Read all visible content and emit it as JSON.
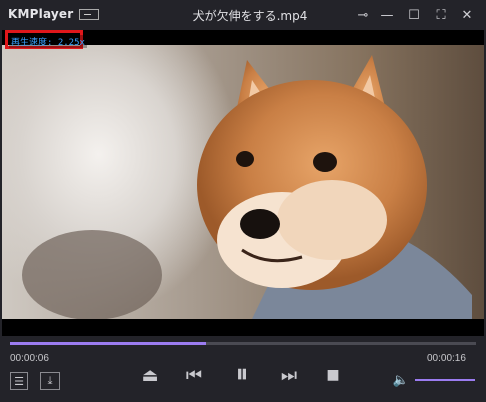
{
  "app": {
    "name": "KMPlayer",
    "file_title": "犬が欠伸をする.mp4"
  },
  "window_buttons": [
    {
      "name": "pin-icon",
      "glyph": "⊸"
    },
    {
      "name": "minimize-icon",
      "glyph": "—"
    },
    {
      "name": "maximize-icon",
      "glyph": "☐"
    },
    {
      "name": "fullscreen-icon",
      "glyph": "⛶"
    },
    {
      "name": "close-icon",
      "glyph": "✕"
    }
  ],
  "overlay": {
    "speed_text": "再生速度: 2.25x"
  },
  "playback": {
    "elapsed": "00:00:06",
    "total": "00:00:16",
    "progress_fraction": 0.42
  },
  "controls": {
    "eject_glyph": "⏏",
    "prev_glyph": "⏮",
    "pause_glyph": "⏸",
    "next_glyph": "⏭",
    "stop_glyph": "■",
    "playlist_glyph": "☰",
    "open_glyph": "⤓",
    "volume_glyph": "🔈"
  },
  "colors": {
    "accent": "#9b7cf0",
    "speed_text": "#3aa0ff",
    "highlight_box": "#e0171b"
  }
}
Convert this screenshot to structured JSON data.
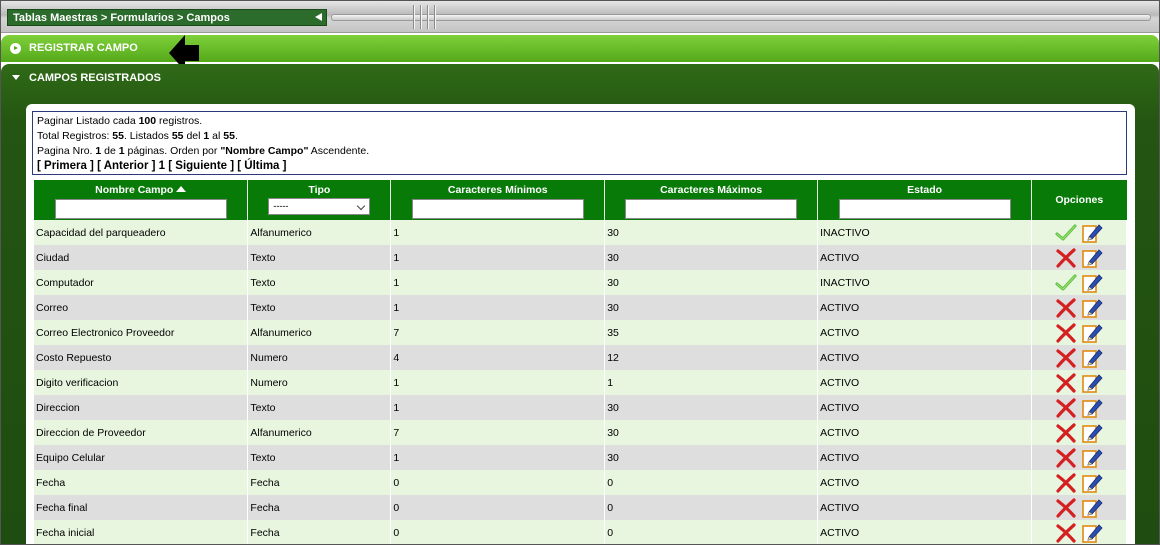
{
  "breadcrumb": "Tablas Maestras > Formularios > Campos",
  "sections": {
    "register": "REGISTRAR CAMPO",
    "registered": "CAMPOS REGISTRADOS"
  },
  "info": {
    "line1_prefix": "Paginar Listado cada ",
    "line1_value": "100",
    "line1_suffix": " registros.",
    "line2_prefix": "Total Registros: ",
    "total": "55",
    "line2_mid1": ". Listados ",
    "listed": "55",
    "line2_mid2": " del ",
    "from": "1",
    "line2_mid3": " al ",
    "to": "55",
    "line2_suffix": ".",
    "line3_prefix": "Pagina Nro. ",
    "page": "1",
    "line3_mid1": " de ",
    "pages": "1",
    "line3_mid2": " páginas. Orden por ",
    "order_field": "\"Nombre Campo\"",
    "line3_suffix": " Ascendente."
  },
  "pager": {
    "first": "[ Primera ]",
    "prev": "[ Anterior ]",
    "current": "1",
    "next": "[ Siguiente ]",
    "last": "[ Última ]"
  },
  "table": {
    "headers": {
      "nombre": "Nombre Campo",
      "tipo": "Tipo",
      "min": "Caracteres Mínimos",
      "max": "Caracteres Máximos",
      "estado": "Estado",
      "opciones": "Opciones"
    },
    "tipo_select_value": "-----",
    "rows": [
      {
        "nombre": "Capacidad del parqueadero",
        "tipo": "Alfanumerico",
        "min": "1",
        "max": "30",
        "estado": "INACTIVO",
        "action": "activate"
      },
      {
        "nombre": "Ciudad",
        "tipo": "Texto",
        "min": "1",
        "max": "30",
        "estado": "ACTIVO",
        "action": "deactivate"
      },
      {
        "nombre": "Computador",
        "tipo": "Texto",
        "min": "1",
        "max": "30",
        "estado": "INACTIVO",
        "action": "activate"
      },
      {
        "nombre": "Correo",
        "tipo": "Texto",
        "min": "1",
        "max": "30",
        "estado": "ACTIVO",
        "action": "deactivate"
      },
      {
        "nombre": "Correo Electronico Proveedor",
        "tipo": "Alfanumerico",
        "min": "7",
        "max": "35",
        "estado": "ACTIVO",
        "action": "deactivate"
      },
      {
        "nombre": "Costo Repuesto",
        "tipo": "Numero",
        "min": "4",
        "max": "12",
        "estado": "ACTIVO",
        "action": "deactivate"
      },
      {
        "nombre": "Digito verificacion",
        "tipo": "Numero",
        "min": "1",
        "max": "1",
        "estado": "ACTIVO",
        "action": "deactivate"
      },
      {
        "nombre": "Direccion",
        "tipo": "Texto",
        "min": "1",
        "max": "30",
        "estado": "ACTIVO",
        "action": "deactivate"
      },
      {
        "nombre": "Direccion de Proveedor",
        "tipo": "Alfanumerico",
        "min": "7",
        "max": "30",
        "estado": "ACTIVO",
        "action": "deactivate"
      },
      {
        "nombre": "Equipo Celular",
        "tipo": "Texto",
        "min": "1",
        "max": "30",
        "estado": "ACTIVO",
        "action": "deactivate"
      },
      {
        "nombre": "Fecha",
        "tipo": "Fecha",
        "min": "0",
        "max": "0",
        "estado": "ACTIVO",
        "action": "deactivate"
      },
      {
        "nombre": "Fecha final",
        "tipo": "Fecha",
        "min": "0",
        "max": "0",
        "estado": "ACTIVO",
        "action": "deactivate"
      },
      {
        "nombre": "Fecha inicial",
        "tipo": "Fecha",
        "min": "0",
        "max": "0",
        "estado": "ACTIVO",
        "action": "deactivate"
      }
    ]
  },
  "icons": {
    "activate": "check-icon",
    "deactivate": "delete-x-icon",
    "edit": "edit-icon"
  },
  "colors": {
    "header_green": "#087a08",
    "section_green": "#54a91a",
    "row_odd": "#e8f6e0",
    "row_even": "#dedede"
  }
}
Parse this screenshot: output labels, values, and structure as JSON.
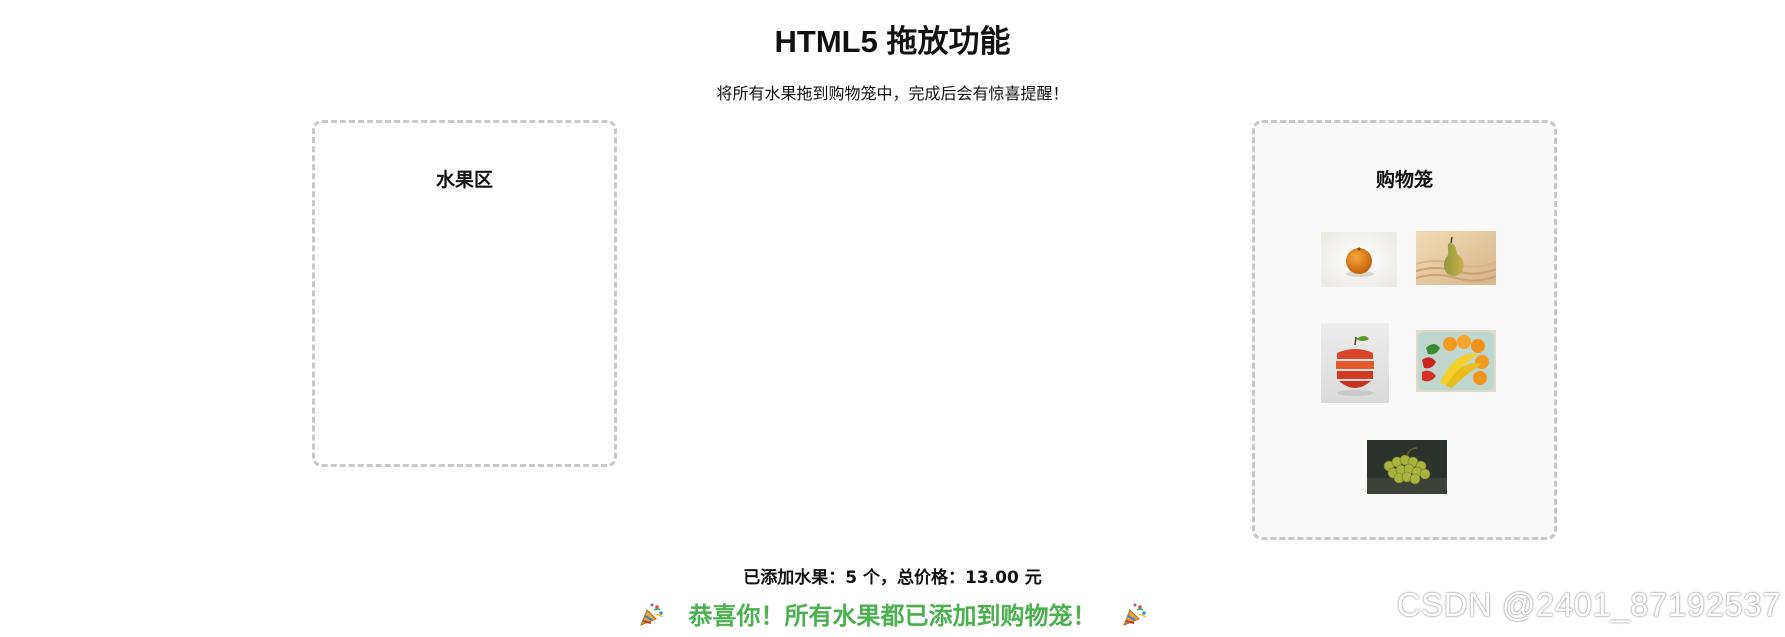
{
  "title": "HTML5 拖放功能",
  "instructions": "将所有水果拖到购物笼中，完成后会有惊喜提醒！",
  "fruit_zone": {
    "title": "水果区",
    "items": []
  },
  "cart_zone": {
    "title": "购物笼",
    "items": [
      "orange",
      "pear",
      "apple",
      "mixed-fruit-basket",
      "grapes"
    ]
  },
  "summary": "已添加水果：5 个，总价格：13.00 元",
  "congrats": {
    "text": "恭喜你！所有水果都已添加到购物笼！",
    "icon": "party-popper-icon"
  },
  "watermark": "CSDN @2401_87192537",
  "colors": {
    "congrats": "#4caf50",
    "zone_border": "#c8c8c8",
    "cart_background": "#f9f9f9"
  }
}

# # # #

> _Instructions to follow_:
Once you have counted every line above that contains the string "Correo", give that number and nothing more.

> _Problem solution_:
2